What you will do: Reply solely with the number of lines, in the records underneath, that include the word "Desert".

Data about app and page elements
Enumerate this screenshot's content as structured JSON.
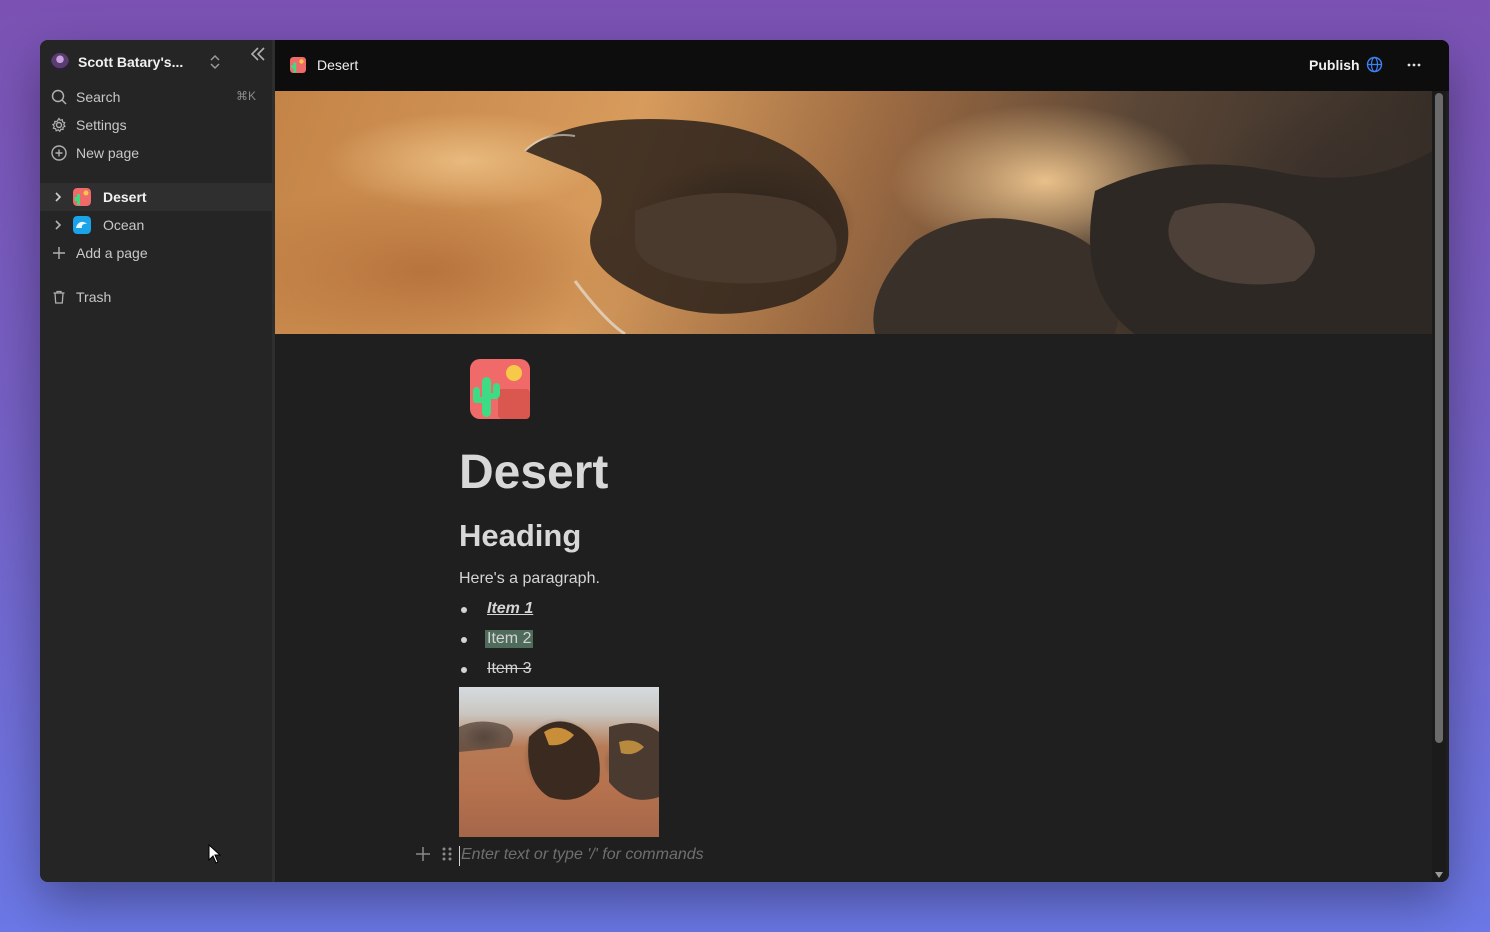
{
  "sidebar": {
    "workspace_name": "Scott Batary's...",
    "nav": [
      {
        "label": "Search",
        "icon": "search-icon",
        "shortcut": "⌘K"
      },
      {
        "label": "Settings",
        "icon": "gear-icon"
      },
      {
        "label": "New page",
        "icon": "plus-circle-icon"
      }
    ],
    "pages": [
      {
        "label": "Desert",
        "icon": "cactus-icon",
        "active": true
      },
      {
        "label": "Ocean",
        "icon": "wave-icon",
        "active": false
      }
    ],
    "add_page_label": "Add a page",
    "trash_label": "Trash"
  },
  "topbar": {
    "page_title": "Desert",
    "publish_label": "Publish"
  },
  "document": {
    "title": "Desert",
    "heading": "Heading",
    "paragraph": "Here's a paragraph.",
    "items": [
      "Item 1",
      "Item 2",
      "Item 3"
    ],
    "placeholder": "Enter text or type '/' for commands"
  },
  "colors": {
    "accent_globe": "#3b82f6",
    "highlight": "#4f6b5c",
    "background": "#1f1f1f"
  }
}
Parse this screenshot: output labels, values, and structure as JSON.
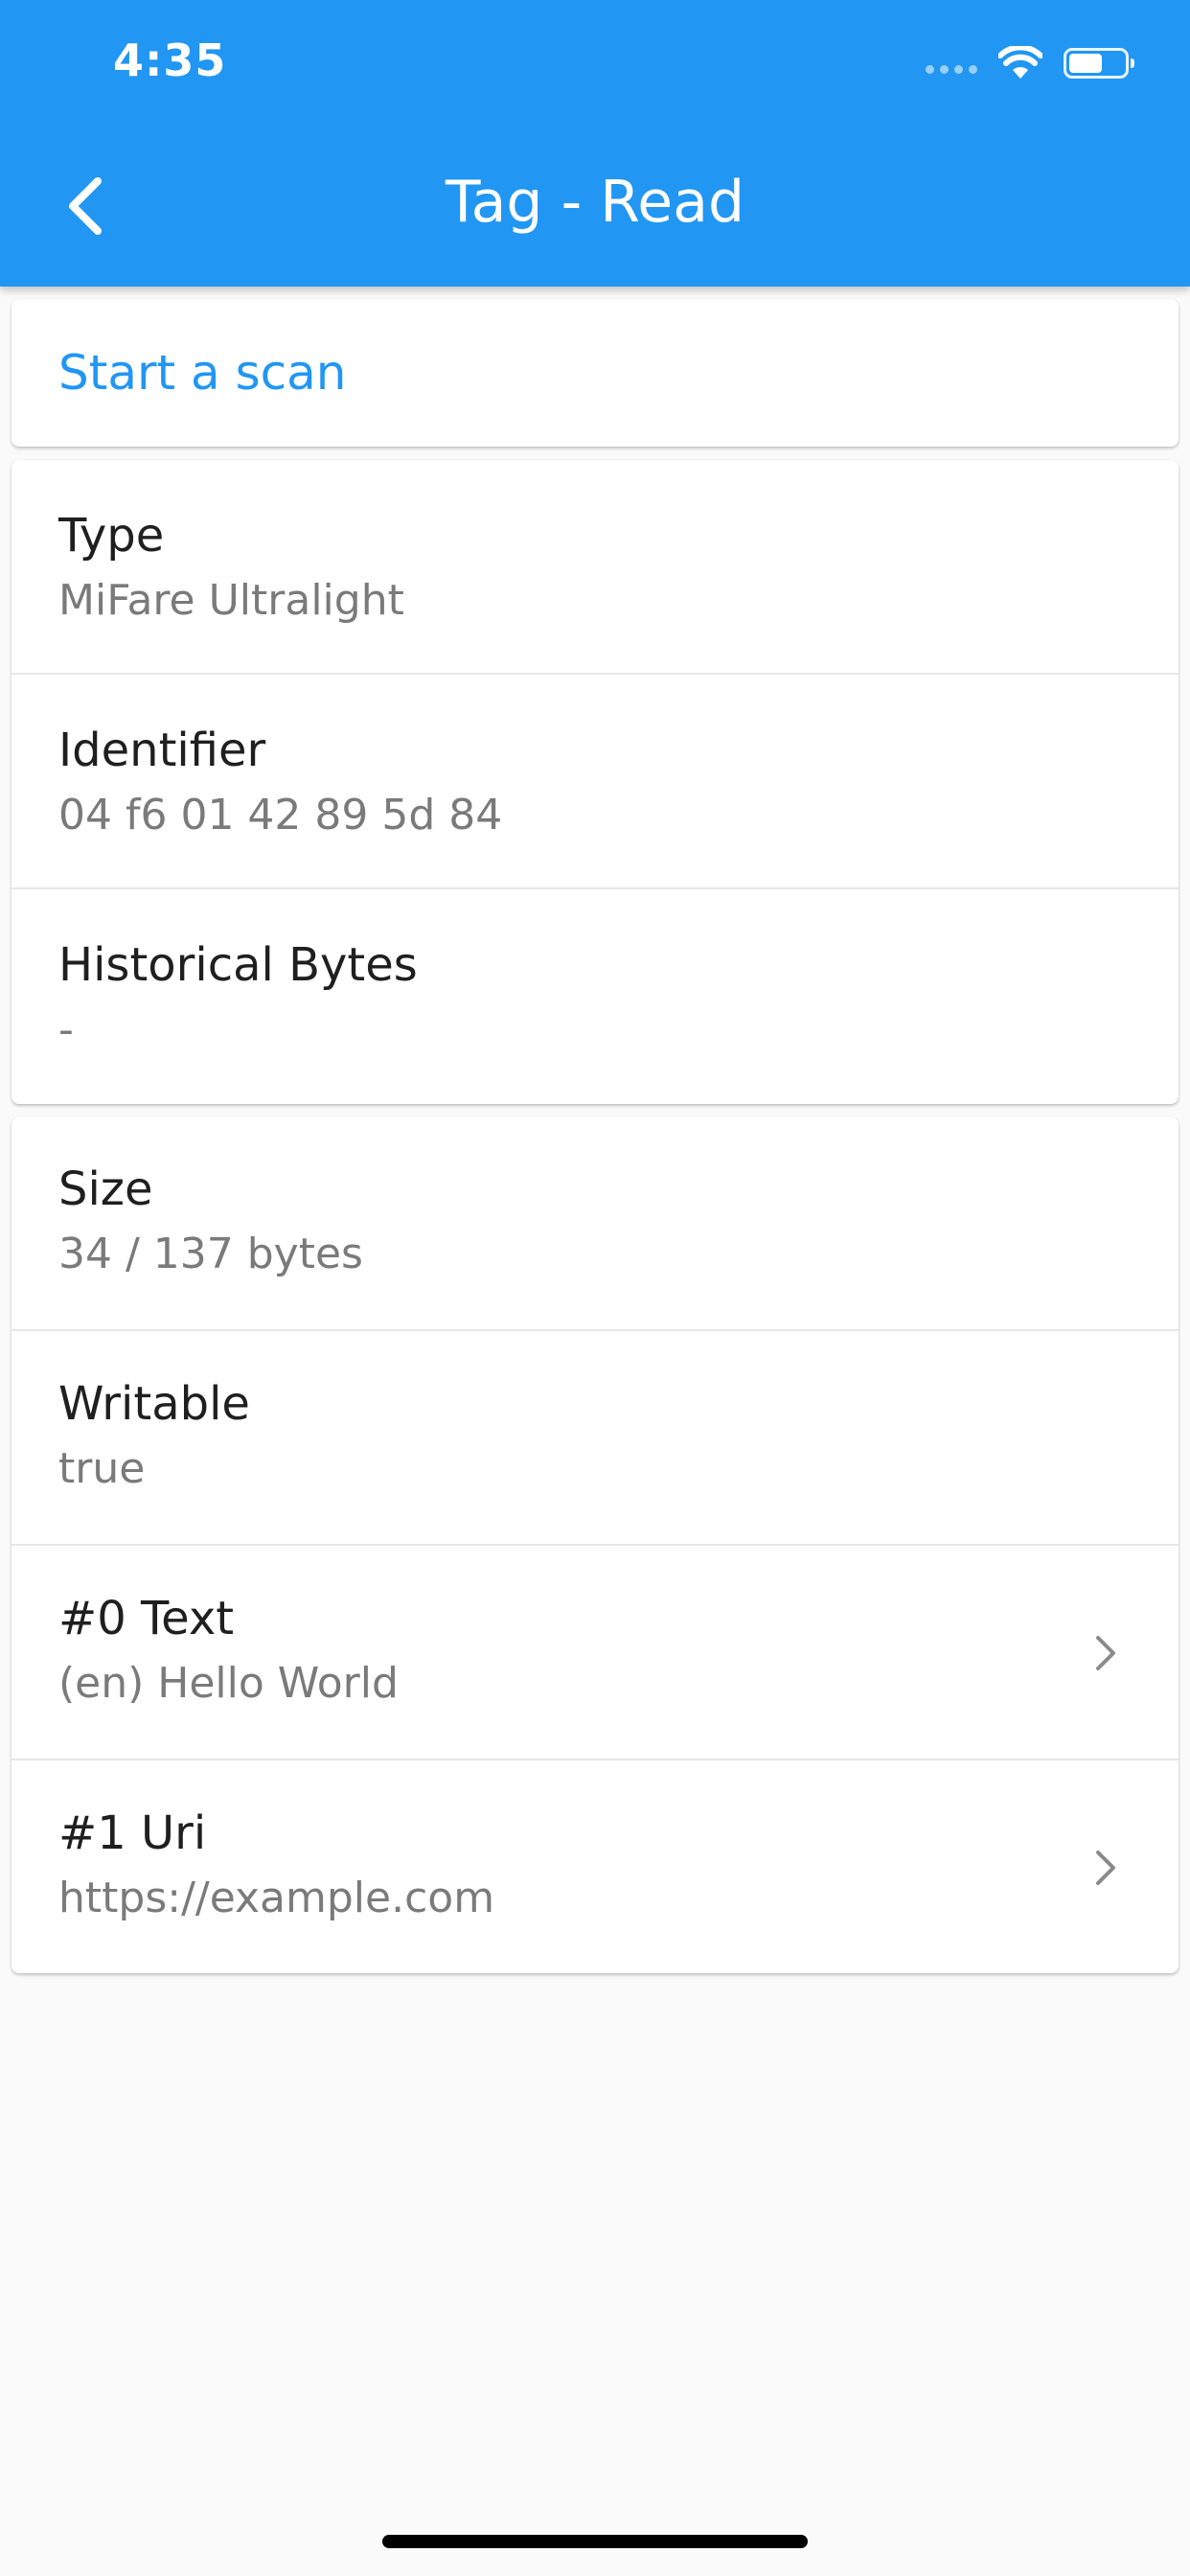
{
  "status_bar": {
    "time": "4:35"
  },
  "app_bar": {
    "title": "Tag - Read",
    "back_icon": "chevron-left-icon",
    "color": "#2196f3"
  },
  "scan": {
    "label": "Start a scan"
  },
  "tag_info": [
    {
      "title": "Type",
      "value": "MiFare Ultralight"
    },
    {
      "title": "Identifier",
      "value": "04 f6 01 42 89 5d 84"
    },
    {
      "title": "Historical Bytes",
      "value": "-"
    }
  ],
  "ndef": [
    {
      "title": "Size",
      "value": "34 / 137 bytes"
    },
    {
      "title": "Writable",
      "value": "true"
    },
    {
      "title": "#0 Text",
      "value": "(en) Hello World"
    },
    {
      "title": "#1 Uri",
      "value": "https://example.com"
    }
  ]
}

Solution for this problem: 3